Do You Make and Sell Jewelry?

Taxes.  I hate them, you hate them, but if you make and sell jewelry, you have to do them.  I know that every year towards the end of December I get depressed with the thought of doing inventory.   I have to balance what I bought, versus what I used and sold then compare it to what I have on hand.  Because I can only write off in taxes what I actually used and sold.

Lampwork Bracelet, "Watercolor Garden"  (Click to Enlarge)

Lampwork Bracelet, "Watercolor Garden" (Click to Englarge)

Did I use 10 or 12 Swarovski bicones in that bracelet?  And what the heck did I pay for those Swarovski beads to begin with?

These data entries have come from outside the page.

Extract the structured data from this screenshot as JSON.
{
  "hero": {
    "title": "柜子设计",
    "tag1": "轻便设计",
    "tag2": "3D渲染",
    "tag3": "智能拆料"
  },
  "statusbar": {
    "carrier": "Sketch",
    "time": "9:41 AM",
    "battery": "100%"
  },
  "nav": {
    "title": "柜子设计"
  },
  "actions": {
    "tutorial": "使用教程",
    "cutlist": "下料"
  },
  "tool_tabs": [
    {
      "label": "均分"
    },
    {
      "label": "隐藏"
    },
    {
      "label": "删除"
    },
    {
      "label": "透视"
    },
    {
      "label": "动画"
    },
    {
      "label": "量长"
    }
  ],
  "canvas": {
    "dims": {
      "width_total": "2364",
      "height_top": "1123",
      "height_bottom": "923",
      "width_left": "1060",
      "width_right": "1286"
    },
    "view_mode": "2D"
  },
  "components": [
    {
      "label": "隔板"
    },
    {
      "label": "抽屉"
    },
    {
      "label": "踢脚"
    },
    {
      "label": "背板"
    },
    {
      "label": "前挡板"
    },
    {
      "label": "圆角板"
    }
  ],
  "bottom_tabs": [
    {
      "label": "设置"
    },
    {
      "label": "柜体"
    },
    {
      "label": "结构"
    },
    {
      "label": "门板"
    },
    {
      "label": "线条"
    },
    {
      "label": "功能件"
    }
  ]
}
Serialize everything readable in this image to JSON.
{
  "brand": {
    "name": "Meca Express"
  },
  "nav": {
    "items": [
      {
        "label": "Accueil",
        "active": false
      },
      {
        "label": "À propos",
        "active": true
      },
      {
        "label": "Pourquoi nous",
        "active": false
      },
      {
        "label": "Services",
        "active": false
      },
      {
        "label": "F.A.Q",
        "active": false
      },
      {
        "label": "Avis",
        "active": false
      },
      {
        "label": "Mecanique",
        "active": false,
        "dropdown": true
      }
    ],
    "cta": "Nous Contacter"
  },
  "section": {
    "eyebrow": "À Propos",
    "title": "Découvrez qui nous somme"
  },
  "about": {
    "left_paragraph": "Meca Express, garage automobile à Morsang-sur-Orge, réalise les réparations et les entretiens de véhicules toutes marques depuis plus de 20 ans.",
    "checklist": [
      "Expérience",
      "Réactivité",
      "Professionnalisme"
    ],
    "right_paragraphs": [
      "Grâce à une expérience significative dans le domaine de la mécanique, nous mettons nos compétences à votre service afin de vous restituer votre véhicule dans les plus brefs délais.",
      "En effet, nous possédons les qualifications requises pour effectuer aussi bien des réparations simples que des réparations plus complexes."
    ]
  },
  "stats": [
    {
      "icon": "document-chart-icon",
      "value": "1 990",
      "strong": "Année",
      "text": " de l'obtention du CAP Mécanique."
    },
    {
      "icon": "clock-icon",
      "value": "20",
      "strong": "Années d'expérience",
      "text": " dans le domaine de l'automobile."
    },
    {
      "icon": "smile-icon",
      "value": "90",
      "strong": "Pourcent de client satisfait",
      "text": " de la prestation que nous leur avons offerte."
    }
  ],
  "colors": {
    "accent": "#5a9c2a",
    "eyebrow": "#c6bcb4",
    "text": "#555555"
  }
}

Which brings up another point -- how do you know if you made a profit on your jewelry?  I know that technically, once you get some supplies (let's use my 4mm sterling beads as an example), you should figure out the price per each.  So say I paid $70 for 1,000 of them.  OK, that's 7 cents a bead.  Now say I use 20 of them in a bracelet.  That's easy enough, $1.40.  But what about the rest of the materials?  It all adds up when it comes to jewelry.  Was that clasp $2...or $10?  How many of those $5 per bead lampwork beads did you use?  Now, what did you sell that piece for?

OK, point made.  You need to know what you bought, what you've used (and sold) and what you have in stock (either unused or made into jewelry and as yet unsold).  At the end of the year, you need to know if you've made a profit or not.

Do You Use Bead Manager Pro?

I don't have the Bead Manager Pro software (yet, at any rate).  I know the benefits of it, and when it comes to the end of the year, I'd bless anything that let me do inventory easier/faster/better.  And it would be nice to know exactly how much it cost me in supplies to make that piece of jewelry. 

So I want to hear from you folks.  Do you use it?  Do you like it?  (Do you want to find out more about the Bead Manager Pro software in general?)

Leave me a comment.  Tell me about it.  I think it sounds like a great idea, but what do you think?